What You Need to Inform the Social Security Department About While Receiving Disability Benefits

Once you are receiving SSDI benefits, a continuing disability review (CDR) will be periodically conducted to ensure that you still qualify for benefits. To prepare for these reviews, and to keep up with all the changes that come with life, you need to report certain medical, financial and legal changes that may affect continued receipt of benefits:

What You Need to Inform the Social Security Department About While Receiving Disability Benefits

Medical: You certainly need to report improvements or deteriorations in your medical condition; even if you don’t, Social Security will look into it, and it is much better if you report before they investigate.
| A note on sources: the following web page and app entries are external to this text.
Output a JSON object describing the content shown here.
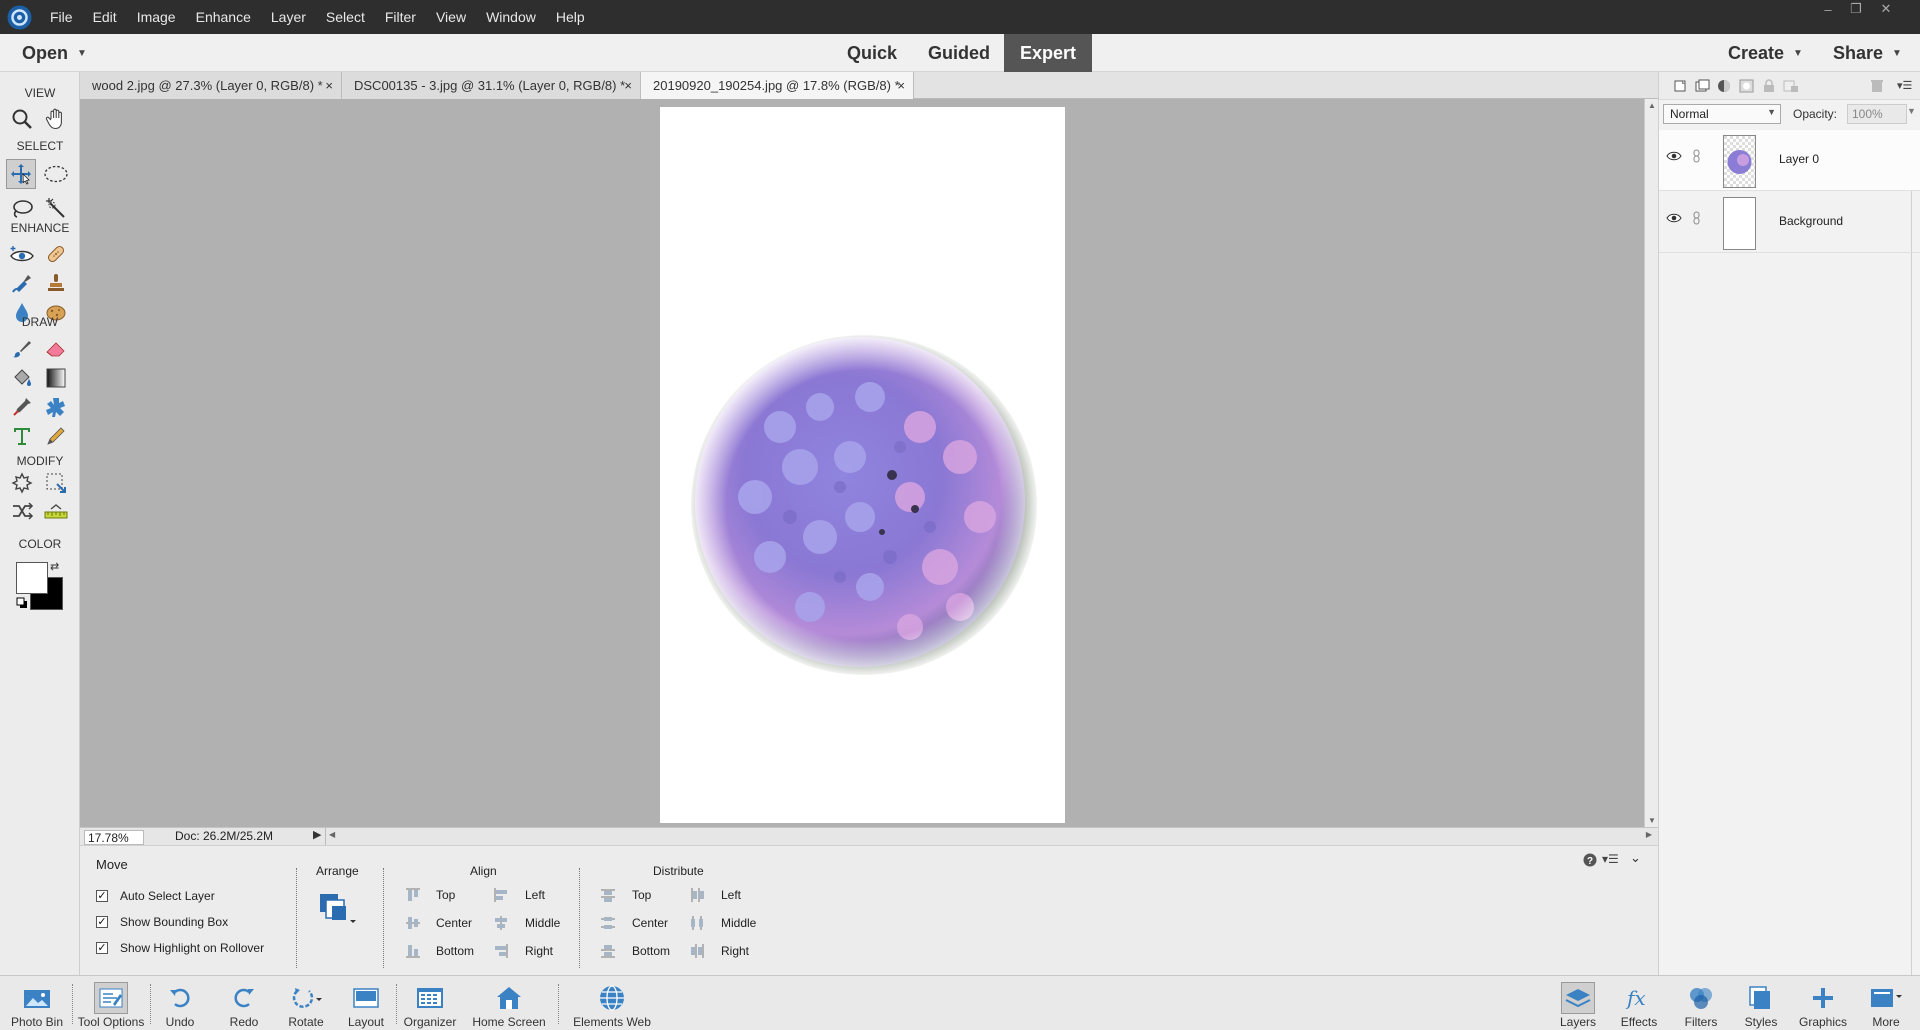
{
  "menu": [
    "File",
    "Edit",
    "Image",
    "Enhance",
    "Layer",
    "Select",
    "Filter",
    "View",
    "Window",
    "Help"
  ],
  "modebar": {
    "open": "Open",
    "modes": [
      "Quick",
      "Guided",
      "Expert"
    ],
    "active_mode": "Expert",
    "create": "Create",
    "share": "Share"
  },
  "tools": {
    "groups": [
      "VIEW",
      "SELECT",
      "ENHANCE",
      "DRAW",
      "MODIFY",
      "COLOR"
    ],
    "active_tool": "move-tool",
    "foreground_color": "#ffffff",
    "background_color": "#000000"
  },
  "tabs": [
    "wood 2.jpg @ 27.3% (Layer 0, RGB/8) *",
    "DSC00135 - 3.jpg @ 31.1% (Layer 0, RGB/8) *",
    "20190920_190254.jpg @ 17.8% (RGB/8) *"
  ],
  "active_tab": 2,
  "status": {
    "zoom": "17.78%",
    "doc": "Doc: 26.2M/25.2M"
  },
  "options": {
    "tool": "Move",
    "checkboxes": [
      "Auto Select Layer",
      "Show Bounding Box",
      "Show Highlight on Rollover"
    ],
    "checkbox_states": [
      true,
      true,
      true
    ],
    "arrange": "Arrange",
    "align": "Align",
    "align_items": [
      "Top",
      "Center",
      "Bottom",
      "Left",
      "Middle",
      "Right"
    ],
    "distribute": "Distribute",
    "distribute_items": [
      "Top",
      "Center",
      "Bottom",
      "Left",
      "Middle",
      "Right"
    ]
  },
  "layers": {
    "blend_mode": "Normal",
    "opacity_label": "Opacity:",
    "opacity": "100%",
    "items": [
      "Layer 0",
      "Background"
    ],
    "selected": "Layer 0"
  },
  "bottombar": [
    "Photo Bin",
    "Tool Options",
    "Undo",
    "Redo",
    "Rotate",
    "Layout",
    "Organizer",
    "Home Screen",
    "Elements Web",
    "Layers",
    "Effects",
    "Filters",
    "Styles",
    "Graphics",
    "More"
  ],
  "colors": {
    "accent": "#3b82c4",
    "menubar_bg": "#2e2e2e",
    "canvas_bg": "#b1b1b1",
    "active_mode_bg": "#555555"
  }
}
Return to Work: If you do return to work while receiving benefits, be aware that your income may lower your SSDI benefit. Some patients return part-time at first, only for a few hours a week, but know that working and earning over a certain amount does affect your eligibility. If you choose to be self-employed while on SSDI, this can also have an impact on your benefits. If you are under age 22 and attending school, you must report any change in enrollment.

Other Income Changes: In addition to return to work, you need to report any change in earned or unearned income. If your spouse’s income changes, report it, as well as parental income changes for a child on SSDI.
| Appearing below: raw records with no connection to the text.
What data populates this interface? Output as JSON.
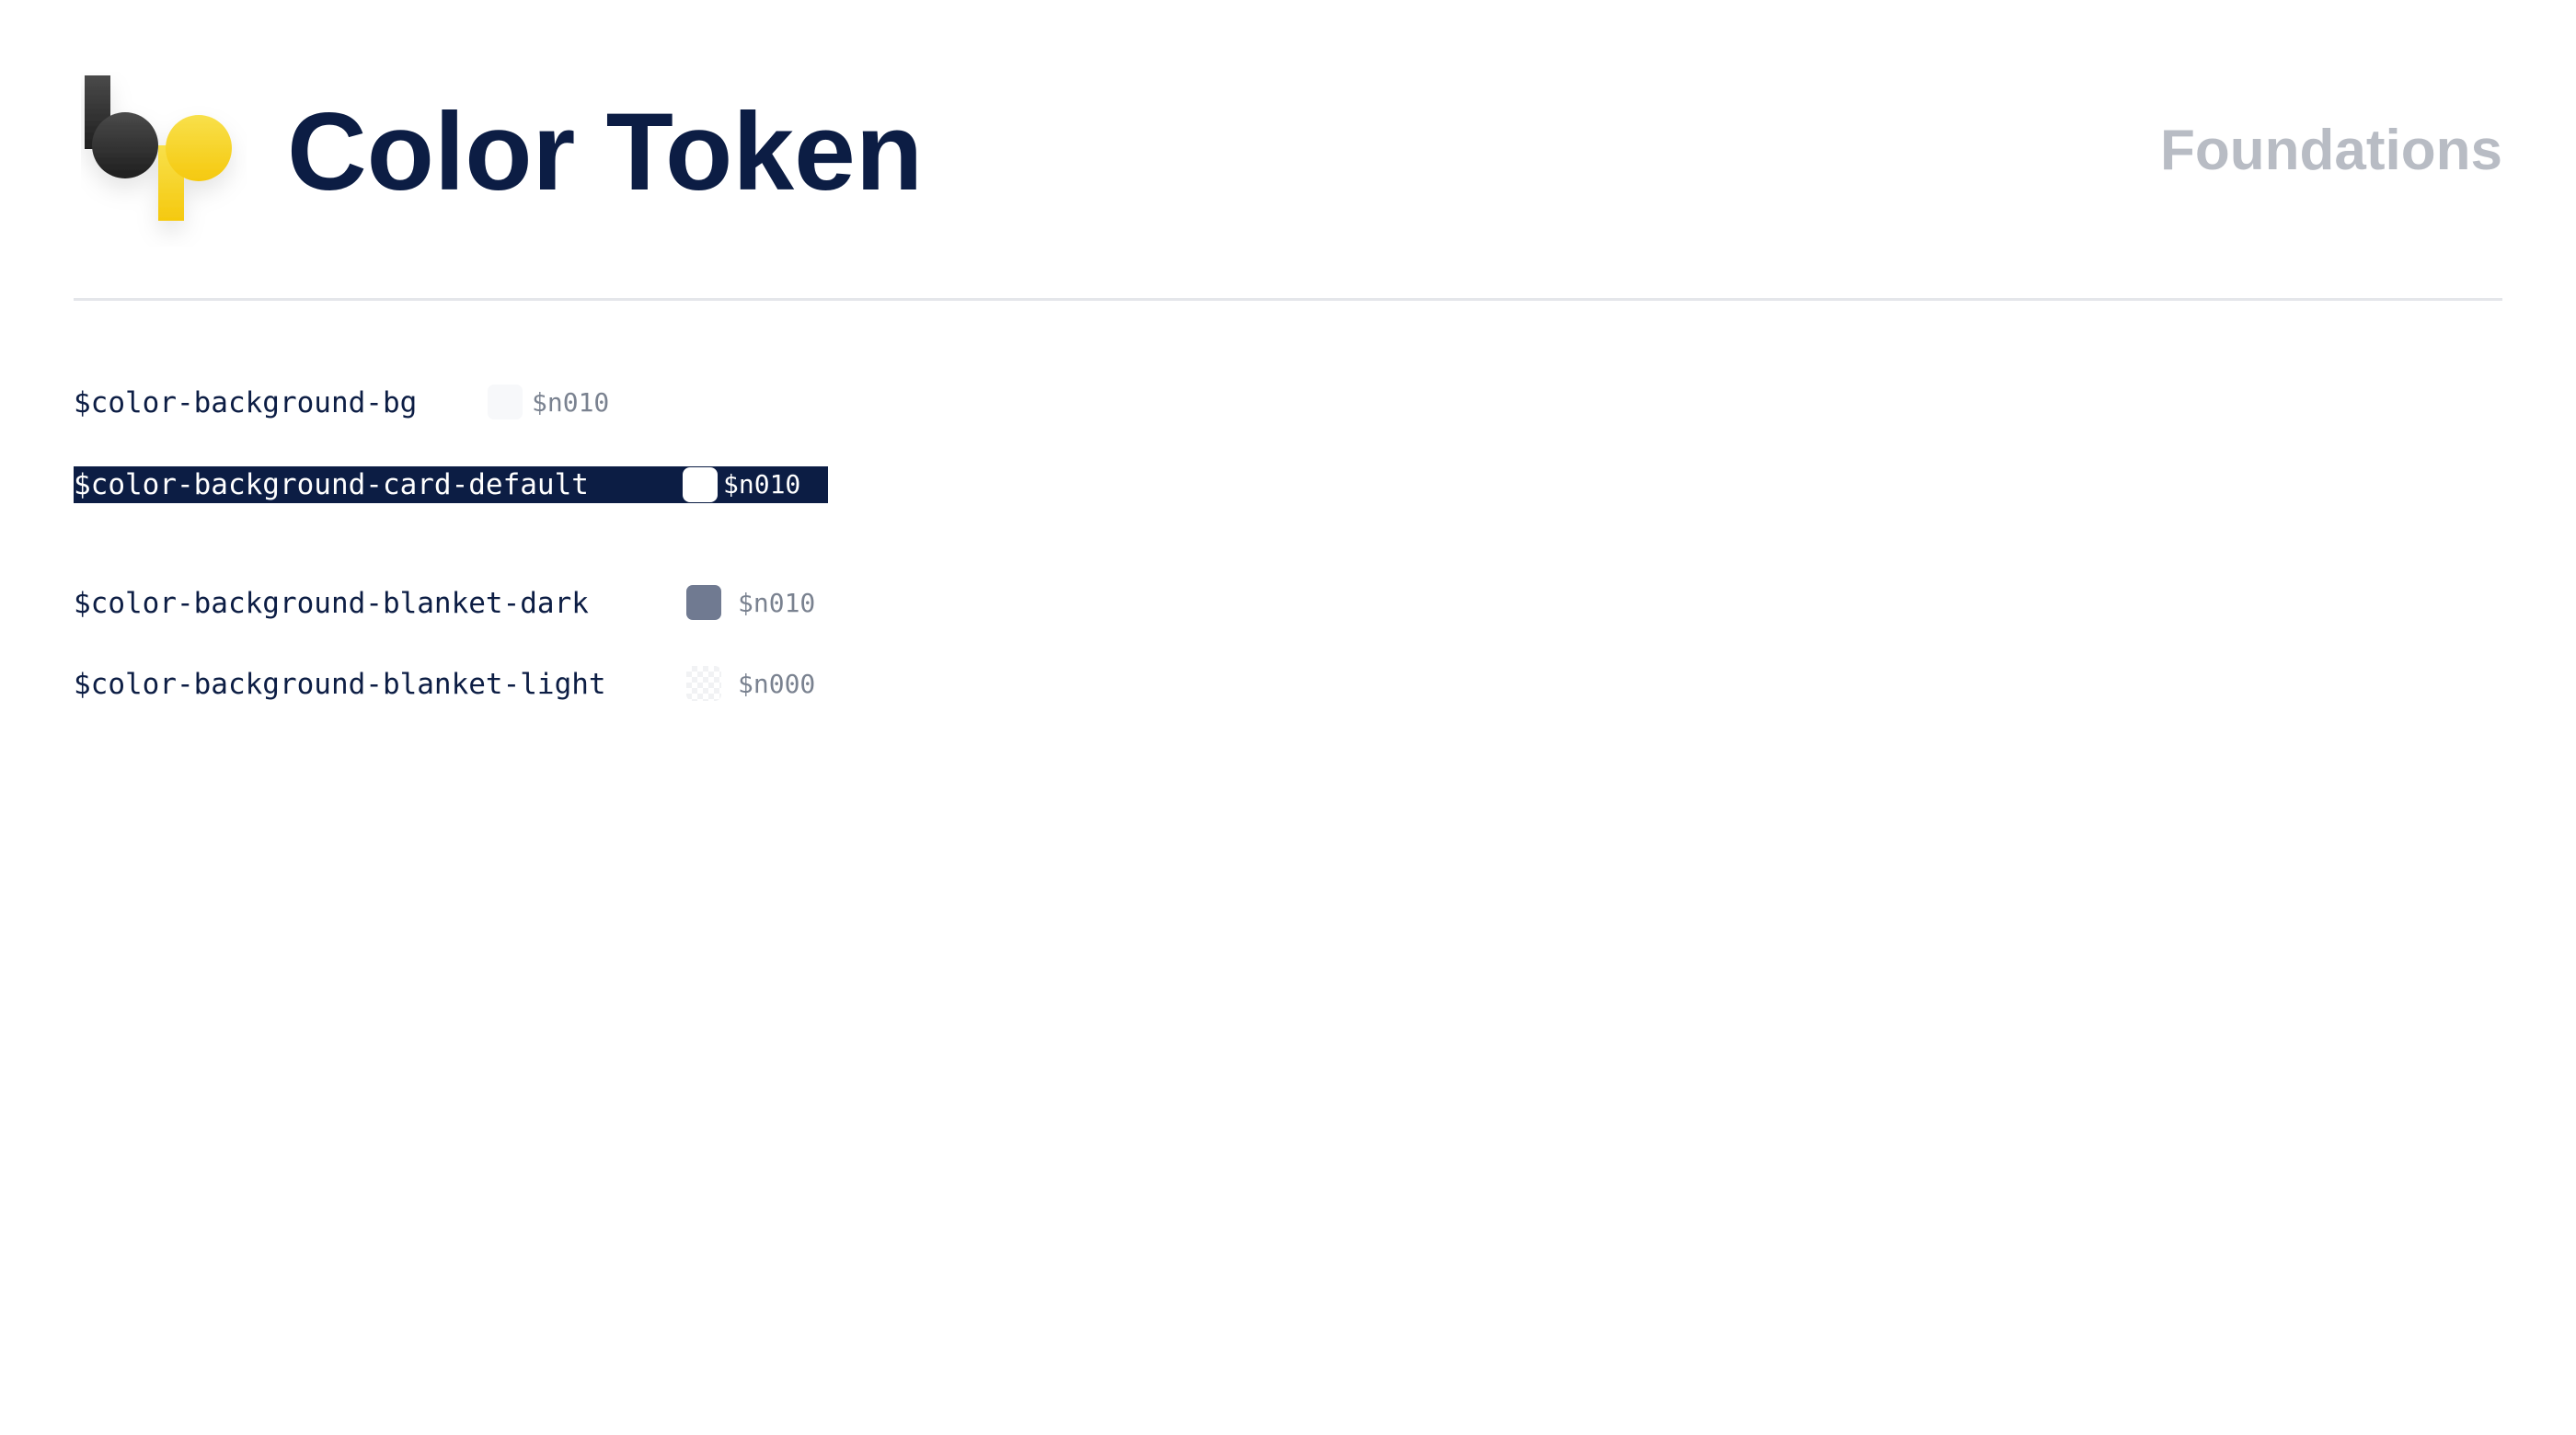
{
  "header": {
    "title": "Color Token",
    "section": "Foundations"
  },
  "logo": {
    "colors": {
      "dark": "#2b2b2b",
      "yellow": "#f7d41c"
    }
  },
  "tokens": [
    {
      "name": "$color-background-bg",
      "value": "$n010",
      "swatch": "#f7f8fa",
      "selected": false
    },
    {
      "name": "$color-background-card-default",
      "value": "$n010",
      "swatch": "#ffffff",
      "selected": true
    },
    {
      "name": "$color-background-blanket-dark",
      "value": "$n010",
      "swatch": "#707a91",
      "selected": false
    },
    {
      "name": "$color-background-blanket-light",
      "value": "$n000",
      "swatch": "checkerboard",
      "selected": false
    }
  ],
  "colors": {
    "title": "#0c1d44",
    "section": "#b8bcc4",
    "selection_bg": "#0c1d44",
    "divider": "#e4e6ea"
  }
}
Marital Status: Marriage or divorce may affect your benefits depending on your specific program. If your SSDI benefits are through your spouse, and you get divorced, you will likely lose the benefit. This reporting applies to same-sex relationships, and you must also report the death of a spouse as well.
Citizenship Status: any change in citizenship or immigration status should be reported.

Change of Residence: In some cases, moving to a different state may mean a change to your benefit amount, so research benefit payouts in your new state prior to the move. Moving out of the country will certainly affect your ability to get SSDI benefits.

Felony: If you are convicted of a felony, the conviction alone doesn’t usually affect your ability to get these benefits, but if you are in jail, the benefits will be terminated in most cases.

Finally, don’t forget to report changes in bank account, phone number, email or mailing address so that SSDI can properly contact you and process your payments. And if you do receive a notice that your benefits have been terminated, there is an SSDI appeal process in which you can appeal to a disability hearing officer (DHO), requesting that your benefits continue while the appeal is being reviewed. NY Disability can help you navigate through the SSDI process; contact us today.